2 November 2009
It’s reasonable to assume that if Yaakov (Jack) Teitel had focused only on attacking Palestinians, he would have encountered few problems with law-enforcement authorities. His big mistake, it seems, was targeting non-Arabs as well.
Experience – and statistics – show that Israeli law enforcement is remarkably lax when it comes to tackling violence against Palestinians. Twelve years ago, Teitel confessed to killing two Arabs and then took a break from such activity. Sure, he was detained for questioning after the murder of shepherd Issa Mahamra, but he was released due to insufficient evidence. As with many other cases of murder and violence committed against Palestinians, the story of the shepherd from Yatta and the taxi driver from East Jerusalem disappeared into oblivion – until Teitel returned and attempted to harm Jews, bringing the wrath of public opinion, the Shin Bet security service and the Israel Police down on his head.
The (justifiably) prevailing feeling among Palestinians in the West Bank is that their blood is of no consequence. It’s hard to find a Palestinian today who will make an effort to approach the Israeli police about a settler assault, unless Israeli human-rights groups help him. The way Palestinians in the territories see it, Israeli law is enforced only if Jews are harmed, while incidents in which Palestinians are murdered, beaten or otherwise wounded are treated cursorily at best – and more often, are ignored entirely.
For instance, at least six shooting attacks against Palestinians in 2001-2002 have remained unsolved. The most shocking incident took place in July 2001, when three members of the Tamaizi family were shot to death by a man in a skullcap, according to relatives. The gunman asked the driver of the vehicle to stop, as it drove from one end of the village of Idna to the other, after a family wedding. When it stopped, he opened fire. But it’s doubtful that Israelis remember that 3-month-old Dai Marwan Tamaizi, born after his parents underwent 14 years of fertility treatments, was killed that day – as were Mohammed Salameh Tamaizi, 27, an only child, and Mohammed Hilmi al-Tamaizi, 24, who was engaged to be married.
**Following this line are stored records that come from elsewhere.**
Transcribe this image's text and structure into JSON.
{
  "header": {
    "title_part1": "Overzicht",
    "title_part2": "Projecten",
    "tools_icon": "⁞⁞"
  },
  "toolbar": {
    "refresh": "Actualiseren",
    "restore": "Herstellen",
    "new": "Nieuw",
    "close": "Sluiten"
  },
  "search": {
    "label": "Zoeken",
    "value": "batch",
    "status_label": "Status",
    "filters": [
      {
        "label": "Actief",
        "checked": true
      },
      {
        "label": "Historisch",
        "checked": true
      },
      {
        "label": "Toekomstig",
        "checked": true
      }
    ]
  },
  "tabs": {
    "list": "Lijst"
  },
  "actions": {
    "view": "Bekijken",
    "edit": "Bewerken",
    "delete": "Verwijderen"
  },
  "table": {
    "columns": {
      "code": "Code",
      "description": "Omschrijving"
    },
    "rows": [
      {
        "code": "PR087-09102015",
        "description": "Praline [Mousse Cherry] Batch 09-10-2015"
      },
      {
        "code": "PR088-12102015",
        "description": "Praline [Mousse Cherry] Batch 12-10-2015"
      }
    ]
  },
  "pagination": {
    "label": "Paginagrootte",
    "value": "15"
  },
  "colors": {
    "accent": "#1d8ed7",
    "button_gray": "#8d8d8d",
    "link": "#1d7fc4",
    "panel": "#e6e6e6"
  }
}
One relative recalled last night that to this day, the Israeli authorities have not bothered to update the family on the outcome of their investigation.
Investigations by Palestinian-rights advocacy group Yesh Din has found that 90 percent of police investigations of cases in which Israelis are suspected of committing offenses against Palestinians in the West Bank are left unsolved and are closed. In a 2006 case, four settlers were suspected of beating an elderly Palestinian man with a rifle, leaving him unconscious for three weeks – but police didn’t check the alibis of two of the suspects, and a third wasn’t even questioned.
There are many more such incidents that indicate that the impression of Palestinians in the West Bank is rooted in reality. Maybe it’s Arab terrorists simply interest the law-enforcement authorities more than Jewish terrorists.